▸ PROBLEM DETAILS: I'd like the entries reproduced exactly, with all pictures omitted.

▸ App and web page records:
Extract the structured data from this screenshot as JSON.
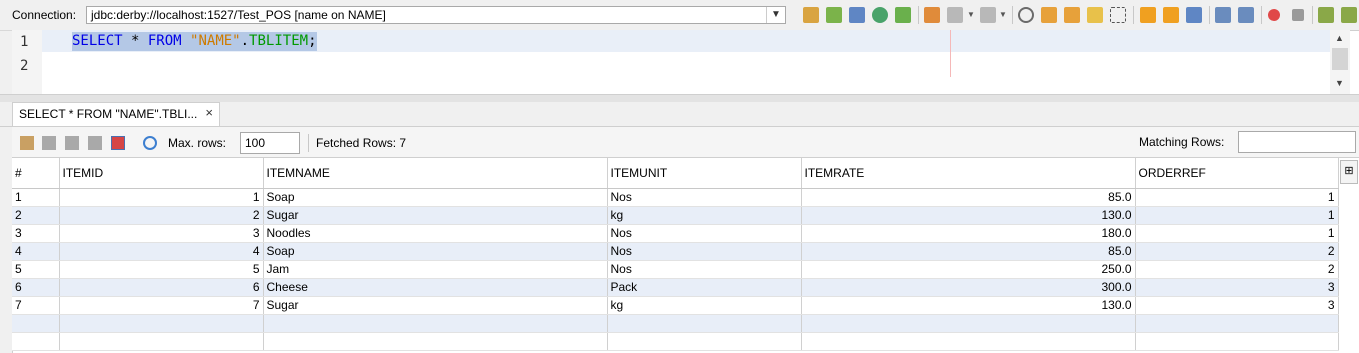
{
  "connection": {
    "label": "Connection:",
    "value": "jdbc:derby://localhost:1527/Test_POS [name on NAME]"
  },
  "editor": {
    "line_numbers": [
      "1",
      "2"
    ],
    "sql": {
      "kw_select": "SELECT",
      "star": " * ",
      "kw_from": "FROM",
      "schema": "\"NAME\"",
      "dot": ".",
      "table": "TBLITEM",
      "semi": ";"
    }
  },
  "result_tab": {
    "label": "SELECT * FROM \"NAME\".TBLI...",
    "close": "×"
  },
  "result_toolbar": {
    "max_rows_label": "Max. rows:",
    "max_rows_value": "100",
    "fetched_label": "Fetched Rows: 7",
    "matching_label": "Matching Rows:"
  },
  "table": {
    "columns": [
      "#",
      "ITEMID",
      "ITEMNAME",
      "ITEMUNIT",
      "ITEMRATE",
      "ORDERREF"
    ],
    "rows": [
      [
        "1",
        "1",
        "Soap",
        "Nos",
        "85.0",
        "1"
      ],
      [
        "2",
        "2",
        "Sugar",
        "kg",
        "130.0",
        "1"
      ],
      [
        "3",
        "3",
        "Noodles",
        "Nos",
        "180.0",
        "1"
      ],
      [
        "4",
        "4",
        "Soap",
        "Nos",
        "85.0",
        "2"
      ],
      [
        "5",
        "5",
        "Jam",
        "Nos",
        "250.0",
        "2"
      ],
      [
        "6",
        "6",
        "Cheese",
        "Pack",
        "300.0",
        "3"
      ],
      [
        "7",
        "7",
        "Sugar",
        "kg",
        "130.0",
        "3"
      ]
    ]
  },
  "colors": {
    "selection": "#b4c8e6",
    "keyword": "#0000e6",
    "string": "#ce7b00",
    "identifier": "#009900",
    "row_alt": "#e8eef8"
  }
}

▸ SOLUTION FOR THIS PROBLEM:
Extract the structured data from this screenshot as JSON.
{
  "connection": {
    "label": "Connection:",
    "value": "jdbc:derby://localhost:1527/Test_POS [name on NAME]"
  },
  "editor": {
    "line_numbers": [
      "1",
      "2"
    ],
    "sql": {
      "kw_select": "SELECT",
      "star": " * ",
      "kw_from": "FROM",
      "schema": "\"NAME\"",
      "dot": ".",
      "table": "TBLITEM",
      "semi": ";"
    }
  },
  "result_tab": {
    "label": "SELECT * FROM \"NAME\".TBLI...",
    "close": "×"
  },
  "result_toolbar": {
    "max_rows_label": "Max. rows:",
    "max_rows_value": "100",
    "fetched_label": "Fetched Rows: 7",
    "matching_label": "Matching Rows:"
  },
  "table": {
    "columns": [
      "#",
      "ITEMID",
      "ITEMNAME",
      "ITEMUNIT",
      "ITEMRATE",
      "ORDERREF"
    ],
    "rows": [
      [
        "1",
        "1",
        "Soap",
        "Nos",
        "85.0",
        "1"
      ],
      [
        "2",
        "2",
        "Sugar",
        "kg",
        "130.0",
        "1"
      ],
      [
        "3",
        "3",
        "Noodles",
        "Nos",
        "180.0",
        "1"
      ],
      [
        "4",
        "4",
        "Soap",
        "Nos",
        "85.0",
        "2"
      ],
      [
        "5",
        "5",
        "Jam",
        "Nos",
        "250.0",
        "2"
      ],
      [
        "6",
        "6",
        "Cheese",
        "Pack",
        "300.0",
        "3"
      ],
      [
        "7",
        "7",
        "Sugar",
        "kg",
        "130.0",
        "3"
      ]
    ]
  },
  "colors": {
    "selection": "#b4c8e6",
    "keyword": "#0000e6",
    "string": "#ce7b00",
    "identifier": "#009900",
    "row_alt": "#e8eef8"
  }
}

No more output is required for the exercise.